published works to date.

 

Song Support/RONNO

www.RonnoSong.com

1-877-465-7010

Song List:                                          CD's

 

I Like Me                                             Positively Singable Songs

Be The Best Me                                   Fun 'N Friendly 

Jump-Start for the Queen of Hearts        Castles, Knights & Unicorns

I Can Dance                                         Yes, I Can Songs

It's Alright!                                            Fun 'N Friendly Songs

Pelican Polka                                       Yes, I Can Songs

Twist Stop Hop                                     Jump-Start Action Songs

Poor Princess Polly                              Castles, Knights & Unicorns

 


Previous Tips

•  Alliteration
   Activity Tips (2/06) - Pam Schiller, Ph.D.

•  A Case for Laughing Giggling and Having Fun 
   Activity Tips (11/05) - Pam Schiller, Ph.D.

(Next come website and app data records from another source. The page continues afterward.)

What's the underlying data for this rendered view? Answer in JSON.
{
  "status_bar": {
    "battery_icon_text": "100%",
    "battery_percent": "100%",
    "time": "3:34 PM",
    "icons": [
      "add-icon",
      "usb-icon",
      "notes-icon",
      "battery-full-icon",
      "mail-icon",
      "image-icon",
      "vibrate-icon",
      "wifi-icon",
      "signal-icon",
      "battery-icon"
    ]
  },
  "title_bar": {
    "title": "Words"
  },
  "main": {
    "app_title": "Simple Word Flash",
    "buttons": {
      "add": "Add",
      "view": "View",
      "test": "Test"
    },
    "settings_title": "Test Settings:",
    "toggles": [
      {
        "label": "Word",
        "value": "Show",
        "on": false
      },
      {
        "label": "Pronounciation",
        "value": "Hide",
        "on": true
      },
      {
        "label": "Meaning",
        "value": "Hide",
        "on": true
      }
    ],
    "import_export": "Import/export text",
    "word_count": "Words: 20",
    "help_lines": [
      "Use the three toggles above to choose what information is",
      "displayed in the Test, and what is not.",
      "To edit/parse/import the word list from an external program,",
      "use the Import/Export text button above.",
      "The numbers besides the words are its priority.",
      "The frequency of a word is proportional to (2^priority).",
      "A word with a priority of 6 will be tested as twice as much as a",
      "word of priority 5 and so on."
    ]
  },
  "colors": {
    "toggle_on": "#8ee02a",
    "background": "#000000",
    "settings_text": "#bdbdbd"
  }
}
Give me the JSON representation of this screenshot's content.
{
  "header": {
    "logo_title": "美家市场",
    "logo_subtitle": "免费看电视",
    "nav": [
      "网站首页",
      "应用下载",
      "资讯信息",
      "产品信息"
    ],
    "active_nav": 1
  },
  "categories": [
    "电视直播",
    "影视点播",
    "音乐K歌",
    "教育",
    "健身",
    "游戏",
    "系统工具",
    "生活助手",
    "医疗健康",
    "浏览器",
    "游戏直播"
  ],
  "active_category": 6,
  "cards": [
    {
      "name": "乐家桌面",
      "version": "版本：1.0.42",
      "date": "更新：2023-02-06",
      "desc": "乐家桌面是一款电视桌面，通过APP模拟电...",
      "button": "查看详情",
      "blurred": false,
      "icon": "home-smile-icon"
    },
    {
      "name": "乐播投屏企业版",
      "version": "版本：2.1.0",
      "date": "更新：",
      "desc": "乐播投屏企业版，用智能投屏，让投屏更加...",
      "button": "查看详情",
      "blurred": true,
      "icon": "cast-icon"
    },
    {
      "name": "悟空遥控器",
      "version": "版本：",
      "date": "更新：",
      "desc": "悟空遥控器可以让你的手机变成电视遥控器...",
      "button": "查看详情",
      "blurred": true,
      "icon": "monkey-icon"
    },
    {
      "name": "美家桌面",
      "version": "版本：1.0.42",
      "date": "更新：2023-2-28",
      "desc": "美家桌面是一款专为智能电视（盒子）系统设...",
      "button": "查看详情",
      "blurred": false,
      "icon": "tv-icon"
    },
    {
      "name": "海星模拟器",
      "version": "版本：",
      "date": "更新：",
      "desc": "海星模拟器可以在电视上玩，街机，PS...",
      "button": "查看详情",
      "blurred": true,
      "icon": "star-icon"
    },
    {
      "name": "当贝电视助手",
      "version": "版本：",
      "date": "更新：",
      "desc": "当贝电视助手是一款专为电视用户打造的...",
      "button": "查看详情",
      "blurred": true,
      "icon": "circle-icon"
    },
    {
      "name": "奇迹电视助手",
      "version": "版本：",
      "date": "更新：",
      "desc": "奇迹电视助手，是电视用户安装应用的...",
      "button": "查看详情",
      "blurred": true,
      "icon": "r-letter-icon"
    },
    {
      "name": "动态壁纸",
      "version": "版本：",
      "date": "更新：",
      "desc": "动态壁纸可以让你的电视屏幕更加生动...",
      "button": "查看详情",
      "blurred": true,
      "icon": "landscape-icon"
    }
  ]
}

•  Connecting Music and Literacy
   Activity Tips (8/05) - Pam Schiller, Ph.D.

•  The Learning Station: Teaching with Songs in Your Heart
   Activity Tips (7/04) - Laurie Monopoli

•  Bean Bag
   Activity Tips (3/04) - Christina Chapman

•  Activities to Integrate Music and Language Arts
   Activity Tips (8/03) - Cindy H. Clark, MMed, MT-BC


Activity Tips for Special Needs and Young Children